:: Exercise requirements ::
In the data, find the word "name" and copy out every line that has it.

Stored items

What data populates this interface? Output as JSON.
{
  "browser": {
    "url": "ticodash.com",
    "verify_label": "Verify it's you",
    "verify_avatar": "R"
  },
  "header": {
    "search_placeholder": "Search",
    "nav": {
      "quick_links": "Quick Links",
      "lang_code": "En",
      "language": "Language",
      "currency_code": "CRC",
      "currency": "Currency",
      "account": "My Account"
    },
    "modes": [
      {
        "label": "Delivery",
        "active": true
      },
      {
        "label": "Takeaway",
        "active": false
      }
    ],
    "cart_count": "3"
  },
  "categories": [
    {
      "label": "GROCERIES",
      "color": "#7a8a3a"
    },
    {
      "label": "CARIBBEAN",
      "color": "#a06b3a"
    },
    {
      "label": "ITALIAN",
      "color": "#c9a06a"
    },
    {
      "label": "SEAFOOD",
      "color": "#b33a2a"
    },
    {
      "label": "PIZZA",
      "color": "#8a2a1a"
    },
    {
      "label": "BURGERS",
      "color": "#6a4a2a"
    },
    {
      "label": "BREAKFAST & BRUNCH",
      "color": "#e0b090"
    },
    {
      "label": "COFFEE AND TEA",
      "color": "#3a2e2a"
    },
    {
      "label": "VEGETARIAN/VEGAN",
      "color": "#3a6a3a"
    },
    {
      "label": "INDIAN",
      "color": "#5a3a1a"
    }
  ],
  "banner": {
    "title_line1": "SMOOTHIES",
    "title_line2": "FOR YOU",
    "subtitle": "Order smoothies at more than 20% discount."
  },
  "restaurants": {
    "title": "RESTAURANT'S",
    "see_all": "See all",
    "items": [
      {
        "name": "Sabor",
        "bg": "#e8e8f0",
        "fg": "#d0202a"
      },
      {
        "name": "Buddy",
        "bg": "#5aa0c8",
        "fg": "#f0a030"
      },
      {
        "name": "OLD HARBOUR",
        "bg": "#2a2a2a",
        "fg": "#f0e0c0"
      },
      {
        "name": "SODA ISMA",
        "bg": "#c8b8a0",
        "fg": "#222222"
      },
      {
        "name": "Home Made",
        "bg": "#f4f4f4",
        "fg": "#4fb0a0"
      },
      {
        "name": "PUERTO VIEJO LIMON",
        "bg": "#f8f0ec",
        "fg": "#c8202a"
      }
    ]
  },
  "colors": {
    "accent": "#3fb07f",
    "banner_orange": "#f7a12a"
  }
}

:: Written reply ::
        "name": "Sabor",
        "name": "Buddy",
        "name": "OLD HARBOUR",
        "name": "SODA ISMA",
        "name": "Home Made",
        "name": "PUERTO VIEJO LIMON",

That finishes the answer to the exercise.